*Aim of the task*
From the records below, pull each line that has "posta".

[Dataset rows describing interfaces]
···

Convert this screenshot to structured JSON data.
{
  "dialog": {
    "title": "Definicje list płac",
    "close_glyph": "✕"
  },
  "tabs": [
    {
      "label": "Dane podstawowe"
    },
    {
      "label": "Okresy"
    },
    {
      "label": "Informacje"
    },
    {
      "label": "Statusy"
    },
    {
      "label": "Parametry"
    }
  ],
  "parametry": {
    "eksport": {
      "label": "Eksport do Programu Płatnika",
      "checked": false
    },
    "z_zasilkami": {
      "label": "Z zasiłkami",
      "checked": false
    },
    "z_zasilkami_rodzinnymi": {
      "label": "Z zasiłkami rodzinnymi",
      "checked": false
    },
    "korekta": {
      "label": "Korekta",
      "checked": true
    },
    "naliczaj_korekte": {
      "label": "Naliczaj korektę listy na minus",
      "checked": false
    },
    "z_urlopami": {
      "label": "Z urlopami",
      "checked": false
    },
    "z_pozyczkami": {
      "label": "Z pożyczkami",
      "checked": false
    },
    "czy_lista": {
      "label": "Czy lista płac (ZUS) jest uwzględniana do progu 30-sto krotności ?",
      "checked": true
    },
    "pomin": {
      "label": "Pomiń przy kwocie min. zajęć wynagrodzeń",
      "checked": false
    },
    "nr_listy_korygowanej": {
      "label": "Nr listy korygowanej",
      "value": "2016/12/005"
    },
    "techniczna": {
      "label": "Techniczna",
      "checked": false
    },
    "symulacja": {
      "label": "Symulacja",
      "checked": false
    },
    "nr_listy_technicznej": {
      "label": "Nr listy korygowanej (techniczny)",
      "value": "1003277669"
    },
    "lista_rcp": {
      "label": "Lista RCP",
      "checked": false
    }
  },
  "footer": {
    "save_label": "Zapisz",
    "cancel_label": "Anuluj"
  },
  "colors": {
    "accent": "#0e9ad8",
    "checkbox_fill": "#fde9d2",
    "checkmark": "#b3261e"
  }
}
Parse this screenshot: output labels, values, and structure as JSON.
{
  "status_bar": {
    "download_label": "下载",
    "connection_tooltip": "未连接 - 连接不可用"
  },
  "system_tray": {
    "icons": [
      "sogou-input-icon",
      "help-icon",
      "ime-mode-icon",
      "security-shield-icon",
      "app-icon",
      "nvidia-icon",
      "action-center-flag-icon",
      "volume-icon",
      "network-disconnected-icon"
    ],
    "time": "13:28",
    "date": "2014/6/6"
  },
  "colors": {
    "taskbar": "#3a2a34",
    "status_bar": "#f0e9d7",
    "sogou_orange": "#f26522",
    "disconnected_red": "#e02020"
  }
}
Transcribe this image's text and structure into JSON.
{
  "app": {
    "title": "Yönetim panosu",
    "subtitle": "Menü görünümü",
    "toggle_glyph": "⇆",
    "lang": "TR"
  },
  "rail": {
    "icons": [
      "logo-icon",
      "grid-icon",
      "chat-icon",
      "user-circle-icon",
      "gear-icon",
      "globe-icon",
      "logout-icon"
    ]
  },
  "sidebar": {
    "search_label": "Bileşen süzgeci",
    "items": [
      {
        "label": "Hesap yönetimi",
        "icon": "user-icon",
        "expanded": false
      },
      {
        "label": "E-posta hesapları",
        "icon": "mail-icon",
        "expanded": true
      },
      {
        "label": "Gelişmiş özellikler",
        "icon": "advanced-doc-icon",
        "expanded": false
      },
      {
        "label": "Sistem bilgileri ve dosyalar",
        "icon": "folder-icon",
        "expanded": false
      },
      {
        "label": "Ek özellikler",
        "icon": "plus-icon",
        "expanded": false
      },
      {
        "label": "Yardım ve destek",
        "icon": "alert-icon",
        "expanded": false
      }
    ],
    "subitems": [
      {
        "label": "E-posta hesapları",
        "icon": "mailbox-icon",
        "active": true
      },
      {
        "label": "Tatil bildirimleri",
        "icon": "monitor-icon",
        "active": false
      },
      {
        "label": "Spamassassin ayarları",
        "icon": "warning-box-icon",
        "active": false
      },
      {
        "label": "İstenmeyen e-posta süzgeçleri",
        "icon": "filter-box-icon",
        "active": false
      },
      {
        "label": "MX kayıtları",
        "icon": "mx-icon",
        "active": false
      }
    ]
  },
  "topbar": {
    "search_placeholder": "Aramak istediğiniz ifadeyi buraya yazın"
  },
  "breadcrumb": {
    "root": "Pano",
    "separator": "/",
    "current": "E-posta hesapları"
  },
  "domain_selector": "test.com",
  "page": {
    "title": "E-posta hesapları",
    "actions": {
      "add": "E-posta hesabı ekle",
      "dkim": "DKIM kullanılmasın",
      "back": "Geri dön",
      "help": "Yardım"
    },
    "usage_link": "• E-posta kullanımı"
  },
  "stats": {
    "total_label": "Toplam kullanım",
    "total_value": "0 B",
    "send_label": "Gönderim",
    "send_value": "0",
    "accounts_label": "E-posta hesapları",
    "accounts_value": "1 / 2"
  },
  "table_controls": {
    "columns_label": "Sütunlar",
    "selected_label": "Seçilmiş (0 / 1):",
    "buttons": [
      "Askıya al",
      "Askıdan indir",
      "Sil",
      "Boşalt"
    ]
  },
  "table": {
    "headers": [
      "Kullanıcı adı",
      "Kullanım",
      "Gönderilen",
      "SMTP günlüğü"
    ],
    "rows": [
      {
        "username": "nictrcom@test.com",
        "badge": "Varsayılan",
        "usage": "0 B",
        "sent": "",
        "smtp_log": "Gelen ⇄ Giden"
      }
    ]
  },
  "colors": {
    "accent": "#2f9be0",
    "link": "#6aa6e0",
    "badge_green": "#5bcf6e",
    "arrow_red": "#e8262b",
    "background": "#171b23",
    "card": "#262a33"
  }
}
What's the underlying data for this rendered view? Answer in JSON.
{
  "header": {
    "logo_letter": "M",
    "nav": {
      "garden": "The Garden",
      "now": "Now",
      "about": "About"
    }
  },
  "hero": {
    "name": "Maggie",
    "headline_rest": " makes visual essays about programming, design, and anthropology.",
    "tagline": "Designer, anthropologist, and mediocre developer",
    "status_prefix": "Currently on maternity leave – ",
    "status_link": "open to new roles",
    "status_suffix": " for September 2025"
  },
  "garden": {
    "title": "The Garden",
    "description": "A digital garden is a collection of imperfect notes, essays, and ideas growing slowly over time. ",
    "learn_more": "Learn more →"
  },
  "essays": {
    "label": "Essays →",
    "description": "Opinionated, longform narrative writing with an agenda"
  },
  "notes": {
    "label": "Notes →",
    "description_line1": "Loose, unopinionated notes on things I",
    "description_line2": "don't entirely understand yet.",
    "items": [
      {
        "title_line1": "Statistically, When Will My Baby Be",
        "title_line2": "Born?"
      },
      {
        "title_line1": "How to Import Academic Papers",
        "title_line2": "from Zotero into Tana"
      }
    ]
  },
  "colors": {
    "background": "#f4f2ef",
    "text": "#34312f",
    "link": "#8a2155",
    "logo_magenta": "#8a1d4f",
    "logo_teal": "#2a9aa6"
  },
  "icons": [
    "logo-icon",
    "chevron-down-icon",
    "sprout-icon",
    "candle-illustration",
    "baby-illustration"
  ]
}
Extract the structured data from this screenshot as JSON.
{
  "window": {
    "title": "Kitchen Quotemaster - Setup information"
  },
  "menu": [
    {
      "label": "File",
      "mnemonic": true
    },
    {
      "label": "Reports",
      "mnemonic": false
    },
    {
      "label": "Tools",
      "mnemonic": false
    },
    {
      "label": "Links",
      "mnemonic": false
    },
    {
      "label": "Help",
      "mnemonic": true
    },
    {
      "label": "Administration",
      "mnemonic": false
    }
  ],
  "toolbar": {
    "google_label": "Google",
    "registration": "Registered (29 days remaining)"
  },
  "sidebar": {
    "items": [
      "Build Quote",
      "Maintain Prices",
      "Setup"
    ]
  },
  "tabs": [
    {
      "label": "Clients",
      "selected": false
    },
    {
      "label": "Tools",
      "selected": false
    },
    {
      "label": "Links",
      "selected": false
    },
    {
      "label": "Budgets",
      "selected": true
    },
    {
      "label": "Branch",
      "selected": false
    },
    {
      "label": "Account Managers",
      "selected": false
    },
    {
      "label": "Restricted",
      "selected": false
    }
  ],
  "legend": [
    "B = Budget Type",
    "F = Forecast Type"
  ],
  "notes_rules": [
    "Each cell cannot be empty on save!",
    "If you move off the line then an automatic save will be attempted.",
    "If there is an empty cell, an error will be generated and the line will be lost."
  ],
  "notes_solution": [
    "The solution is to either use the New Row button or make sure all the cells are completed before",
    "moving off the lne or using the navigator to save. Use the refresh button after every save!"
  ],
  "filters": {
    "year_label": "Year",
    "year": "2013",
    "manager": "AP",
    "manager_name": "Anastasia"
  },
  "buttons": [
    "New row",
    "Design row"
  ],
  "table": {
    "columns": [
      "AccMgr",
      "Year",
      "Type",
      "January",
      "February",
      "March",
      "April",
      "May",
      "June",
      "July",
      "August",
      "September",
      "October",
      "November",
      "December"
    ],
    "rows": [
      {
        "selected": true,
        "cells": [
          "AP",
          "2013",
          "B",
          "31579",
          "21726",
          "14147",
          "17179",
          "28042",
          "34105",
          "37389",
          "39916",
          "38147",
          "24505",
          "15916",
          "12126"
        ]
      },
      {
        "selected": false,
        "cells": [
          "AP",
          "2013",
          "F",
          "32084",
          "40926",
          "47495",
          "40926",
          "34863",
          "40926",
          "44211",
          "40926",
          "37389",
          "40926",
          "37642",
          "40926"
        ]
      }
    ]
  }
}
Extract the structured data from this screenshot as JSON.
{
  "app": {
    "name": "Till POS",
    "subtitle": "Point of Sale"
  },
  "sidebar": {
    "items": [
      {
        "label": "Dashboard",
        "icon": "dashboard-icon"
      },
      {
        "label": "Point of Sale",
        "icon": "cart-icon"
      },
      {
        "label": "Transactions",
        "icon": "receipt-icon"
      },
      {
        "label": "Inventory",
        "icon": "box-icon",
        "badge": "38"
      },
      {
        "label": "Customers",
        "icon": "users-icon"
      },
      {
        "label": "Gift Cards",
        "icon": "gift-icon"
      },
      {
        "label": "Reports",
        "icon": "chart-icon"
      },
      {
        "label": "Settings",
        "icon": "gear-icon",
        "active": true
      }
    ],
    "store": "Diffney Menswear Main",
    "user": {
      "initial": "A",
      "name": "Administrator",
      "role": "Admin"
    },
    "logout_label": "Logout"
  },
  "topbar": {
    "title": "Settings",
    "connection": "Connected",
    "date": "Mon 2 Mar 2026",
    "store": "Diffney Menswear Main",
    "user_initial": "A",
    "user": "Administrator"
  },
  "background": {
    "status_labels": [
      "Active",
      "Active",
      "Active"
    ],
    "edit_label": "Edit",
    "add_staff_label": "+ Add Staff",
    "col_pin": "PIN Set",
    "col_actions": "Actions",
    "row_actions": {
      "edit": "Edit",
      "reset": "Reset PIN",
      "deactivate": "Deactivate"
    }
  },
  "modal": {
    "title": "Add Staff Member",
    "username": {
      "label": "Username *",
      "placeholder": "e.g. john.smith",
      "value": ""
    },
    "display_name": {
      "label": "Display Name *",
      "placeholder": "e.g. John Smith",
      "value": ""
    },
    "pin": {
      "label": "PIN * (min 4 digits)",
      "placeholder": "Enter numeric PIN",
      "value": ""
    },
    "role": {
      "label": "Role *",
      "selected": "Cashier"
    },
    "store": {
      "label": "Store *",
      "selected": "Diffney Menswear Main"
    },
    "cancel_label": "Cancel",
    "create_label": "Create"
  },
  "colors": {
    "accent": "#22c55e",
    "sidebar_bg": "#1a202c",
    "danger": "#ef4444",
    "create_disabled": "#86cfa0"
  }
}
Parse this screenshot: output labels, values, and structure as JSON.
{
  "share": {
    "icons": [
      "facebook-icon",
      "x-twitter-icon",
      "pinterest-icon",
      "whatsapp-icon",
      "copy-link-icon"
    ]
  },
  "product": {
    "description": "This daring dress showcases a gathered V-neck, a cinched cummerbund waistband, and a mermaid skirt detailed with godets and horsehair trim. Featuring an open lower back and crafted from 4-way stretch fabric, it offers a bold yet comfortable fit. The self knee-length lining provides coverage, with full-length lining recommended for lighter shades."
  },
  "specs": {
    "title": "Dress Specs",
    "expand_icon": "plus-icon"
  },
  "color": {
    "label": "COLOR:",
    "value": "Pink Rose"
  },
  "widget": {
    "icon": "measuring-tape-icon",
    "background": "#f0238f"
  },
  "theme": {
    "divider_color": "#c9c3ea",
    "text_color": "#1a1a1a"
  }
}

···

*Solution for this task*
        "label": "E-posta hesapları",
        "label": "E-posta hesapları",
        "label": "İstenmeyen e-posta süzgeçleri",
    "current": "E-posta hesapları"
    "title": "E-posta hesapları",
      "add": "E-posta hesabı ekle",
    "usage_link": "• E-posta kullanımı"
    "accounts_label": "E-posta hesapları",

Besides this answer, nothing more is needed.